REQUIRED WORK:
Could you print out every entry, character for character?

Source records
======
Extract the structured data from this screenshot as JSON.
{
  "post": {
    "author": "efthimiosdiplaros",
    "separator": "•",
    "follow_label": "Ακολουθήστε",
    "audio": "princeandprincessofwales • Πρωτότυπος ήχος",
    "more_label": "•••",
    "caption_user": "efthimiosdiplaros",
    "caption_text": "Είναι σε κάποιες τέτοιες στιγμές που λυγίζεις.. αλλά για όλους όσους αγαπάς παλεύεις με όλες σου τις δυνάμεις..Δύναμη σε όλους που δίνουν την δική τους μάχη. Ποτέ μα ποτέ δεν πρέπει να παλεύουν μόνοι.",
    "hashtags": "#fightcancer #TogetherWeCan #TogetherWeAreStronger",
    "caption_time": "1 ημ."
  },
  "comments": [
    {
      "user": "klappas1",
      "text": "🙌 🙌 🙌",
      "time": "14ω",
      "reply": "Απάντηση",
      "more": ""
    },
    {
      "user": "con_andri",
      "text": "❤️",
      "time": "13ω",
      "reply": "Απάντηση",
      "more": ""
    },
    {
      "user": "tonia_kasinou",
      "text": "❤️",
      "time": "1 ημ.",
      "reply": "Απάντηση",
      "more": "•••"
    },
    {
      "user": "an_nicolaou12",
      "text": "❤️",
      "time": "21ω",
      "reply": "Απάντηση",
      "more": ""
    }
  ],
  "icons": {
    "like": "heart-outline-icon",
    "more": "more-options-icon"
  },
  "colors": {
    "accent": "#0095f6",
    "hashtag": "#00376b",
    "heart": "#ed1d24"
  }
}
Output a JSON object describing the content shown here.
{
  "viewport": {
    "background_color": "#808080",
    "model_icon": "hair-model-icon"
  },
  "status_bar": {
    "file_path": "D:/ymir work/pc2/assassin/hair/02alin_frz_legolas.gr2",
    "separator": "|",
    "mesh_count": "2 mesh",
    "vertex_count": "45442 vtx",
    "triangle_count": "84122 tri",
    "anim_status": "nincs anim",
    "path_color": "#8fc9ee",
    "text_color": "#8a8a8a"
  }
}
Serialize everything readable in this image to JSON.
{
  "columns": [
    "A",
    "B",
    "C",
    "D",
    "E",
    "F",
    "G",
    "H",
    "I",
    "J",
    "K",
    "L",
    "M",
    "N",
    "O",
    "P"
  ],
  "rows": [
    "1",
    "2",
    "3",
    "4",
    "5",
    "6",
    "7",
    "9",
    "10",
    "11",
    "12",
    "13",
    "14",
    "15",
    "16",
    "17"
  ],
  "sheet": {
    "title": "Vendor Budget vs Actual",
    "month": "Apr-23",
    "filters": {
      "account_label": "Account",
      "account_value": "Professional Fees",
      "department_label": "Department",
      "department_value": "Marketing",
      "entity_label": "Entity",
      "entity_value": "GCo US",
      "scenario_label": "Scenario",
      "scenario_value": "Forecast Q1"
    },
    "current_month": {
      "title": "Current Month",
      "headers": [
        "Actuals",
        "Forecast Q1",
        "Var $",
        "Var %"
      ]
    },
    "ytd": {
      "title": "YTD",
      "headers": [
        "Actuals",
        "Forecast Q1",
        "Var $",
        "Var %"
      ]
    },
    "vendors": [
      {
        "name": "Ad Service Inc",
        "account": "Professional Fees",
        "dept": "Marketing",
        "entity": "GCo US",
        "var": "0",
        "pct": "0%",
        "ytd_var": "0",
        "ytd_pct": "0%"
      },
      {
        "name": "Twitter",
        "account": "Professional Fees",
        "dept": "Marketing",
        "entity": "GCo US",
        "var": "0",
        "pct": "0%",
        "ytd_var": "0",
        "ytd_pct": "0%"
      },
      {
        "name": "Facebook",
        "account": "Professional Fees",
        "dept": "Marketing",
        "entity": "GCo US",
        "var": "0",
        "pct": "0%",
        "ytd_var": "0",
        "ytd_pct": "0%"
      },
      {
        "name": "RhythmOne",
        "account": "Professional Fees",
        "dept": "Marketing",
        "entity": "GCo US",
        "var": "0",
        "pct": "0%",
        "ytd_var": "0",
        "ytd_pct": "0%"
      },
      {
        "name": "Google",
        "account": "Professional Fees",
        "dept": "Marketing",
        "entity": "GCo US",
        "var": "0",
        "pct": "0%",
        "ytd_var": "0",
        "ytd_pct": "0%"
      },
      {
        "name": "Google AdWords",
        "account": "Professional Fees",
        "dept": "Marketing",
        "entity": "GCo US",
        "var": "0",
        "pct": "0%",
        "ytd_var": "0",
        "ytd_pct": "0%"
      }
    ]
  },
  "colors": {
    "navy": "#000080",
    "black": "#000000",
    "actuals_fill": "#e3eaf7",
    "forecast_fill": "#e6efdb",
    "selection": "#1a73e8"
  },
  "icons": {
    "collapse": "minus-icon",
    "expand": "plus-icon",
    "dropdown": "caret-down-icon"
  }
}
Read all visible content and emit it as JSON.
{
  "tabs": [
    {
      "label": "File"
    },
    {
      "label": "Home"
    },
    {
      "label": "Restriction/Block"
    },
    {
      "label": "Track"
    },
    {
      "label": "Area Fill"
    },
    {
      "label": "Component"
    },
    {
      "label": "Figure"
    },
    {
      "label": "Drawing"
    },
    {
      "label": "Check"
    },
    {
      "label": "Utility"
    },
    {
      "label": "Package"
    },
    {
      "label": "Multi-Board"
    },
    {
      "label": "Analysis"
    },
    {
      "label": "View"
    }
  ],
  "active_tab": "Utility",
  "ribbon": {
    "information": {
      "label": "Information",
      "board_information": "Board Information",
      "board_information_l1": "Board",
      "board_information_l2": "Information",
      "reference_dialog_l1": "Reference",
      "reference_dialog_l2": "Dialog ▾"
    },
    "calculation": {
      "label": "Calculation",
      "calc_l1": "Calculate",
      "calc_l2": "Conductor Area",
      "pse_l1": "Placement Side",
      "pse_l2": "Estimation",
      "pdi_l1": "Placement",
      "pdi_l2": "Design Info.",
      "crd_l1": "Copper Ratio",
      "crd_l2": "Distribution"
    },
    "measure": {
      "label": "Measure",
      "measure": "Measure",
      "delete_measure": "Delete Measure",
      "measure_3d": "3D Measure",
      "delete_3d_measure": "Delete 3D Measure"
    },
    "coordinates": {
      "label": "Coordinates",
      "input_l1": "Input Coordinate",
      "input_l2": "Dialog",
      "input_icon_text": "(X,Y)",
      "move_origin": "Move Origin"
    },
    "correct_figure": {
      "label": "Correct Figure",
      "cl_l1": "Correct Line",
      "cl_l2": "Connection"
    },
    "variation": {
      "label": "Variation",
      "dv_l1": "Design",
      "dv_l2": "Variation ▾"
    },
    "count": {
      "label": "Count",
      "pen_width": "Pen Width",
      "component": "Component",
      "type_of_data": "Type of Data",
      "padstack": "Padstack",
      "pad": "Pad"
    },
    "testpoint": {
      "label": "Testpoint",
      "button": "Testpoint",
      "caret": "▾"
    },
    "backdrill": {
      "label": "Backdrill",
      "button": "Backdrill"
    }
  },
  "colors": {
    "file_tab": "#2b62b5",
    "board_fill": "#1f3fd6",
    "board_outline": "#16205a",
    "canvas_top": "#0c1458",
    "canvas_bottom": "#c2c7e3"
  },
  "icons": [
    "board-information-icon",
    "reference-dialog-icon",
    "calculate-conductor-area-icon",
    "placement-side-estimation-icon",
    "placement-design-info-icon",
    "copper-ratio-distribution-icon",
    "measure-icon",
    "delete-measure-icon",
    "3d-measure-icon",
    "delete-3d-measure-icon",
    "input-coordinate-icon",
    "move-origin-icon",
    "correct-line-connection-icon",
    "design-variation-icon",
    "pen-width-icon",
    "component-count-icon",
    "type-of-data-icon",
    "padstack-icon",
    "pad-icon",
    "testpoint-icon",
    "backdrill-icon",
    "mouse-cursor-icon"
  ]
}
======
RESPONSE:
Extract the structured data from this screenshot as JSON.
{
  "post": {
    "author": "efthimiosdiplaros",
    "separator": "•",
    "follow_label": "Ακολουθήστε",
    "audio": "princeandprincessofwales • Πρωτότυπος ήχος",
    "more_label": "•••",
    "caption_user": "efthimiosdiplaros",
    "caption_text": "Είναι σε κάποιες τέτοιες στιγμές που λυγίζεις.. αλλά για όλους όσους αγαπάς παλεύεις με όλες σου τις δυνάμεις..Δύναμη σε όλους που δίνουν την δική τους μάχη. Ποτέ μα ποτέ δεν πρέπει να παλεύουν μόνοι.",
    "hashtags": "#fightcancer #TogetherWeCan #TogetherWeAreStronger",
    "caption_time": "1 ημ."
  },
  "comments": [
    {
      "user": "klappas1",
      "text": "🙌 🙌 🙌",
      "time": "14ω",
      "reply": "Απάντηση",
      "more": ""
    },
    {
      "user": "con_andri",
      "text": "❤️",
      "time": "13ω",
      "reply": "Απάντηση",
      "more": ""
    },
    {
      "user": "tonia_kasinou",
      "text": "❤️",
      "time": "1 ημ.",
      "reply": "Απάντηση",
      "more": "•••"
    },
    {
      "user": "an_nicolaou12",
      "text": "❤️",
      "time": "21ω",
      "reply": "Απάντηση",
      "more": ""
    }
  ],
  "icons": {
    "like": "heart-outline-icon",
    "more": "more-options-icon"
  },
  "colors": {
    "accent": "#0095f6",
    "hashtag": "#00376b",
    "heart": "#ed1d24"
  }
}
Output a JSON object describing the content shown here.
{
  "viewport": {
    "background_color": "#808080",
    "model_icon": "hair-model-icon"
  },
  "status_bar": {
    "file_path": "D:/ymir work/pc2/assassin/hair/02alin_frz_legolas.gr2",
    "separator": "|",
    "mesh_count": "2 mesh",
    "vertex_count": "45442 vtx",
    "triangle_count": "84122 tri",
    "anim_status": "nincs anim",
    "path_color": "#8fc9ee",
    "text_color": "#8a8a8a"
  }
}
Serialize everything readable in this image to JSON.
{
  "columns": [
    "A",
    "B",
    "C",
    "D",
    "E",
    "F",
    "G",
    "H",
    "I",
    "J",
    "K",
    "L",
    "M",
    "N",
    "O",
    "P"
  ],
  "rows": [
    "1",
    "2",
    "3",
    "4",
    "5",
    "6",
    "7",
    "9",
    "10",
    "11",
    "12",
    "13",
    "14",
    "15",
    "16",
    "17"
  ],
  "sheet": {
    "title": "Vendor Budget vs Actual",
    "month": "Apr-23",
    "filters": {
      "account_label": "Account",
      "account_value": "Professional Fees",
      "department_label": "Department",
      "department_value": "Marketing",
      "entity_label": "Entity",
      "entity_value": "GCo US",
      "scenario_label": "Scenario",
      "scenario_value": "Forecast Q1"
    },
    "current_month": {
      "title": "Current Month",
      "headers": [
        "Actuals",
        "Forecast Q1",
        "Var $",
        "Var %"
      ]
    },
    "ytd": {
      "title": "YTD",
      "headers": [
        "Actuals",
        "Forecast Q1",
        "Var $",
        "Var %"
      ]
    },
    "vendors": [
      {
        "name": "Ad Service Inc",
        "account": "Professional Fees",
        "dept": "Marketing",
        "entity": "GCo US",
        "var": "0",
        "pct": "0%",
        "ytd_var": "0",
        "ytd_pct": "0%"
      },
      {
        "name": "Twitter",
        "account": "Professional Fees",
        "dept": "Marketing",
        "entity": "GCo US",
        "var": "0",
        "pct": "0%",
        "ytd_var": "0",
        "ytd_pct": "0%"
      },
      {
        "name": "Facebook",
        "account": "Professional Fees",
        "dept": "Marketing",
        "entity": "GCo US",
        "var": "0",
        "pct": "0%",
        "ytd_var": "0",
        "ytd_pct": "0%"
      },
      {
        "name": "RhythmOne",
        "account": "Professional Fees",
        "dept": "Marketing",
        "entity": "GCo US",
        "var": "0",
        "pct": "0%",
        "ytd_var": "0",
        "ytd_pct": "0%"
      },
      {
        "name": "Google",
        "account": "Professional Fees",
        "dept": "Marketing",
        "entity": "GCo US",
        "var": "0",
        "pct": "0%",
        "ytd_var": "0",
        "ytd_pct": "0%"
      },
      {
        "name": "Google AdWords",
        "account": "Professional Fees",
        "dept": "Marketing",
        "entity": "GCo US",
        "var": "0",
        "pct": "0%",
        "ytd_var": "0",
        "ytd_pct": "0%"
      }
    ]
  },
  "colors": {
    "navy": "#000080",
    "black": "#000000",
    "actuals_fill": "#e3eaf7",
    "forecast_fill": "#e6efdb",
    "selection": "#1a73e8"
  },
  "icons": {
    "collapse": "minus-icon",
    "expand": "plus-icon",
    "dropdown": "caret-down-icon"
  }
}
Read all visible content and emit it as JSON.
{
  "tabs": [
    {
      "label": "File"
    },
    {
      "label": "Home"
    },
    {
      "label": "Restriction/Block"
    },
    {
      "label": "Track"
    },
    {
      "label": "Area Fill"
    },
    {
      "label": "Component"
    },
    {
      "label": "Figure"
    },
    {
      "label": "Drawing"
    },
    {
      "label": "Check"
    },
    {
      "label": "Utility"
    },
    {
      "label": "Package"
    },
    {
      "label": "Multi-Board"
    },
    {
      "label": "Analysis"
    },
    {
      "label": "View"
    }
  ],
  "active_tab": "Utility",
  "ribbon": {
    "information": {
      "label": "Information",
      "board_information": "Board Information",
      "board_information_l1": "Board",
      "board_information_l2": "Information",
      "reference_dialog_l1": "Reference",
      "reference_dialog_l2": "Dialog ▾"
    },
    "calculation": {
      "label": "Calculation",
      "calc_l1": "Calculate",
      "calc_l2": "Conductor Area",
      "pse_l1": "Placement Side",
      "pse_l2": "Estimation",
      "pdi_l1": "Placement",
      "pdi_l2": "Design Info.",
      "crd_l1": "Copper Ratio",
      "crd_l2": "Distribution"
    },
    "measure": {
      "label": "Measure",
      "measure": "Measure",
      "delete_measure": "Delete Measure",
      "measure_3d": "3D Measure",
      "delete_3d_measure": "Delete 3D Measure"
    },
    "coordinates": {
      "label": "Coordinates",
      "input_l1": "Input Coordinate",
      "input_l2": "Dialog",
      "input_icon_text": "(X,Y)",
      "move_origin": "Move Origin"
    },
    "correct_figure": {
      "label": "Correct Figure",
      "cl_l1": "Correct Line",
      "cl_l2": "Connection"
    },
    "variation": {
      "label": "Variation",
      "dv_l1": "Design",
      "dv_l2": "Variation ▾"
    },
    "count": {
      "label": "Count",
      "pen_width": "Pen Width",
      "component": "Component",
      "type_of_data": "Type of Data",
      "padstack": "Padstack",
      "pad": "Pad"
    },
    "testpoint": {
      "label": "Testpoint",
      "button": "Testpoint",
      "caret": "▾"
    },
    "backdrill": {
      "label": "Backdrill",
      "button": "Backdrill"
    }
  },
  "colors": {
    "file_tab": "#2b62b5",
    "board_fill": "#1f3fd6",
    "board_outline": "#16205a",
    "canvas_top": "#0c1458",
    "canvas_bottom": "#c2c7e3"
  },
  "icons": [
    "board-information-icon",
    "reference-dialog-icon",
    "calculate-conductor-area-icon",
    "placement-side-estimation-icon",
    "placement-design-info-icon",
    "copper-ratio-distribution-icon",
    "measure-icon",
    "delete-measure-icon",
    "3d-measure-icon",
    "delete-3d-measure-icon",
    "input-coordinate-icon",
    "move-origin-icon",
    "correct-line-connection-icon",
    "design-variation-icon",
    "pen-width-icon",
    "component-count-icon",
    "type-of-data-icon",
    "padstack-icon",
    "pad-icon",
    "testpoint-icon",
    "backdrill-icon",
    "mouse-cursor-icon"
  ]
}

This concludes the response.